- WHAT IS NEEDED: Say how many lines in the entries below mention "data", with no other words.

- RECORD SET:
-------

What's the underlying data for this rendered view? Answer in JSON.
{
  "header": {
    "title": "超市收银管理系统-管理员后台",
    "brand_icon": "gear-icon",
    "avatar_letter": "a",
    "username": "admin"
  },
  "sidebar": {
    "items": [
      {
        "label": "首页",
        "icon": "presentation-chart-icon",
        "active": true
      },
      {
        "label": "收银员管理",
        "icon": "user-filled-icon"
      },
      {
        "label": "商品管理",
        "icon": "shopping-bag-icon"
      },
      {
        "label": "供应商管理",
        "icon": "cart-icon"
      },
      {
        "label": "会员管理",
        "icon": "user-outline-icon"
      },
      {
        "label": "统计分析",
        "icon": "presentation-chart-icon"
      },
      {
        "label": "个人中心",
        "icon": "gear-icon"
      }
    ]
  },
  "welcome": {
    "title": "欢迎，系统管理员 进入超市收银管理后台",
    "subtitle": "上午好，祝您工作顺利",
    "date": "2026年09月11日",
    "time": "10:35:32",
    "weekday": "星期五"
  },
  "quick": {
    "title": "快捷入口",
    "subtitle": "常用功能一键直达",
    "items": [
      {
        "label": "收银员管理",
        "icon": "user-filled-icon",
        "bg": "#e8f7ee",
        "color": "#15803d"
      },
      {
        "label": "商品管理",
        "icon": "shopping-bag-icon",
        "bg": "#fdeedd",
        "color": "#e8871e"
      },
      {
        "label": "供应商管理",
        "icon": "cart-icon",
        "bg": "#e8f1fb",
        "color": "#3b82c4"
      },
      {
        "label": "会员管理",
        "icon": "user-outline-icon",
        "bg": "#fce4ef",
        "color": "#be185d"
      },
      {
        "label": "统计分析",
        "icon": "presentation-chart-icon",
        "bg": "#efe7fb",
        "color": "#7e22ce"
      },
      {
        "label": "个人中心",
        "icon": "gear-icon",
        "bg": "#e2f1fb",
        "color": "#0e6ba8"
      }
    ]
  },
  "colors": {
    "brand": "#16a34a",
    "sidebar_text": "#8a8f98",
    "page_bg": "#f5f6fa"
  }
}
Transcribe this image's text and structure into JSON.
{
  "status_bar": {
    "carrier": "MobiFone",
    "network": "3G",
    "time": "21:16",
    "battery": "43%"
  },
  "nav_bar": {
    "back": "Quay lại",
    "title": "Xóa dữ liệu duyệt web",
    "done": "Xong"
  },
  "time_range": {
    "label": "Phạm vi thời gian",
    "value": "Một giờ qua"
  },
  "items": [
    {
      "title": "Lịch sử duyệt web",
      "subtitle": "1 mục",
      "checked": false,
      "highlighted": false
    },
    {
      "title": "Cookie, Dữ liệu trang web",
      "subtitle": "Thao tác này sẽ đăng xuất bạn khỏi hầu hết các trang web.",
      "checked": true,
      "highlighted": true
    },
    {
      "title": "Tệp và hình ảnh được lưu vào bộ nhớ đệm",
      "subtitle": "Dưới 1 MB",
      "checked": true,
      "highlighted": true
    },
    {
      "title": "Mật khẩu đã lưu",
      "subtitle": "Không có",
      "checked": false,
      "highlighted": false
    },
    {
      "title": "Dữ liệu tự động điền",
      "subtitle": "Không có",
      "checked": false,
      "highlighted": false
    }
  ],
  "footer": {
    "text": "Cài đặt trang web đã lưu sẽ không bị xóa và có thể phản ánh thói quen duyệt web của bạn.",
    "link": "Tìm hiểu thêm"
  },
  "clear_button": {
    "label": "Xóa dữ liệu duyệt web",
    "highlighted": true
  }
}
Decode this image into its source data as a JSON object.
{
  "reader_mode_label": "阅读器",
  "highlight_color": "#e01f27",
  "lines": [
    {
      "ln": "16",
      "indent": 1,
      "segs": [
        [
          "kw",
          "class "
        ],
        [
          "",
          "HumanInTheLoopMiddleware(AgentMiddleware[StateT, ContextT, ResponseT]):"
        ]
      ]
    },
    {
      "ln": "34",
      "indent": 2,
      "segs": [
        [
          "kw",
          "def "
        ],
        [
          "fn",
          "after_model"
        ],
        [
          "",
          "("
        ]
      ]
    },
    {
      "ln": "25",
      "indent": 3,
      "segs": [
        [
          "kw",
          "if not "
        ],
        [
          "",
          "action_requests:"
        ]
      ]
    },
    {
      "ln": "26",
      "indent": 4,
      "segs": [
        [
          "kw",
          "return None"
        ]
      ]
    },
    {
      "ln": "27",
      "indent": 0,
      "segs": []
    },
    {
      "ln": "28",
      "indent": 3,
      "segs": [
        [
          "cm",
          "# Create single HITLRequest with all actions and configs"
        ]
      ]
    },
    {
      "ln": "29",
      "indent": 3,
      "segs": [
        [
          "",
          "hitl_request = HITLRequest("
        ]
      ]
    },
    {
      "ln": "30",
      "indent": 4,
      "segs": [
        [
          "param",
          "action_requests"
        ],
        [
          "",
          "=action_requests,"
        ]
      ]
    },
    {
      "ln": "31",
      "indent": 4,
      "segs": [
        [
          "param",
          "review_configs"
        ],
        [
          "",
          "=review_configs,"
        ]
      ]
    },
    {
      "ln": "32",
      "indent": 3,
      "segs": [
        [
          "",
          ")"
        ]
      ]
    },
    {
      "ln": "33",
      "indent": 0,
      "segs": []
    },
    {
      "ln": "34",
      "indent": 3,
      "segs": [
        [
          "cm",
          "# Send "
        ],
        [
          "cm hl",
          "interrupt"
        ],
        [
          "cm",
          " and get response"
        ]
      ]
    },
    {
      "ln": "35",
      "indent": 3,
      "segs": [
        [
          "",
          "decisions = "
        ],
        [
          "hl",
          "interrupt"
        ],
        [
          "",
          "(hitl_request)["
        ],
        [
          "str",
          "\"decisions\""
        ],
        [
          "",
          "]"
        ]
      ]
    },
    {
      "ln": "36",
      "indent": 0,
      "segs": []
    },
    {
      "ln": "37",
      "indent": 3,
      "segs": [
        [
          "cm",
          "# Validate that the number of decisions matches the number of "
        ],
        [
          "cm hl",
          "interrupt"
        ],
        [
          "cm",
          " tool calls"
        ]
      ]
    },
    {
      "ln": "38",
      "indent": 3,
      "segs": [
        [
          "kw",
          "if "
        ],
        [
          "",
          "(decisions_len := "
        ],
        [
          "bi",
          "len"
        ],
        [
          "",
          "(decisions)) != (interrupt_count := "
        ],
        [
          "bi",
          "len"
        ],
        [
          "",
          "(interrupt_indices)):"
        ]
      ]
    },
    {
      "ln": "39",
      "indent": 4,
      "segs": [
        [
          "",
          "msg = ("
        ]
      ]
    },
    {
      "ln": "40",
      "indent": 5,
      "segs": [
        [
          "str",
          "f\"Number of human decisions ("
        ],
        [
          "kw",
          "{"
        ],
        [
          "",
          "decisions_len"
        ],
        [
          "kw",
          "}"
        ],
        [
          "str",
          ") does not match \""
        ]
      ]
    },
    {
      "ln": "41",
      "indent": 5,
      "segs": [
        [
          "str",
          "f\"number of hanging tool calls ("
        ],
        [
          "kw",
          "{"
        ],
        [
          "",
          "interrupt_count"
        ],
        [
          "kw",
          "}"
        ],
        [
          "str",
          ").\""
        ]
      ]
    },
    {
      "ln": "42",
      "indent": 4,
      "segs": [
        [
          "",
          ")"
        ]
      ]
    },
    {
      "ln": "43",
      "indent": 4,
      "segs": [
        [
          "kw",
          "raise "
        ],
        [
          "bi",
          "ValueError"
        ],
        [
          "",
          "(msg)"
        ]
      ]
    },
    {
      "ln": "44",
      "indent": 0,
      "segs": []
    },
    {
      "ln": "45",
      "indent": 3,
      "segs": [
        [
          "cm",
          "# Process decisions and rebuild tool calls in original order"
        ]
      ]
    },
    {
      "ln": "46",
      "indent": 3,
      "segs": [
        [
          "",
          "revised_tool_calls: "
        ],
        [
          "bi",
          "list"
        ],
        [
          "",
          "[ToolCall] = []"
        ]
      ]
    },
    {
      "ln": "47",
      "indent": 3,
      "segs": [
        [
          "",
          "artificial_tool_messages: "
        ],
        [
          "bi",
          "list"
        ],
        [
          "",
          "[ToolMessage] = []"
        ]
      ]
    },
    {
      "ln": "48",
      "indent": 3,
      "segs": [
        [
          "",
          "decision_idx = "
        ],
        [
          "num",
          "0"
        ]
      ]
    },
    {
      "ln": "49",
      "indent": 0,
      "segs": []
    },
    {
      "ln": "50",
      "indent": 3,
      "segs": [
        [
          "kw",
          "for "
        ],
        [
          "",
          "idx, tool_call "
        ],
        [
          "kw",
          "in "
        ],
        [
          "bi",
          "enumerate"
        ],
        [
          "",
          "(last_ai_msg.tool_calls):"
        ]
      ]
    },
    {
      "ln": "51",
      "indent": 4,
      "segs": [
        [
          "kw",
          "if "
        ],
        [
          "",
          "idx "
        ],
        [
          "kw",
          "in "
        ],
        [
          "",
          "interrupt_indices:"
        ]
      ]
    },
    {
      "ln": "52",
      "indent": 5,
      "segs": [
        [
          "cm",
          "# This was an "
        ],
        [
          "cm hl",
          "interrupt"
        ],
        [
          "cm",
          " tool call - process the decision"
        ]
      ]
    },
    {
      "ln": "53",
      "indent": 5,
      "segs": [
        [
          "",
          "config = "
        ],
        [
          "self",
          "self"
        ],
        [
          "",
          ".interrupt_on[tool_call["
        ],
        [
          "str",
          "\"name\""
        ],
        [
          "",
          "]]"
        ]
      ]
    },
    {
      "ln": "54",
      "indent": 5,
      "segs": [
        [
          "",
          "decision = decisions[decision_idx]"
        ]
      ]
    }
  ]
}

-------

- RESPONSE FOR THIS EXERCISE: 2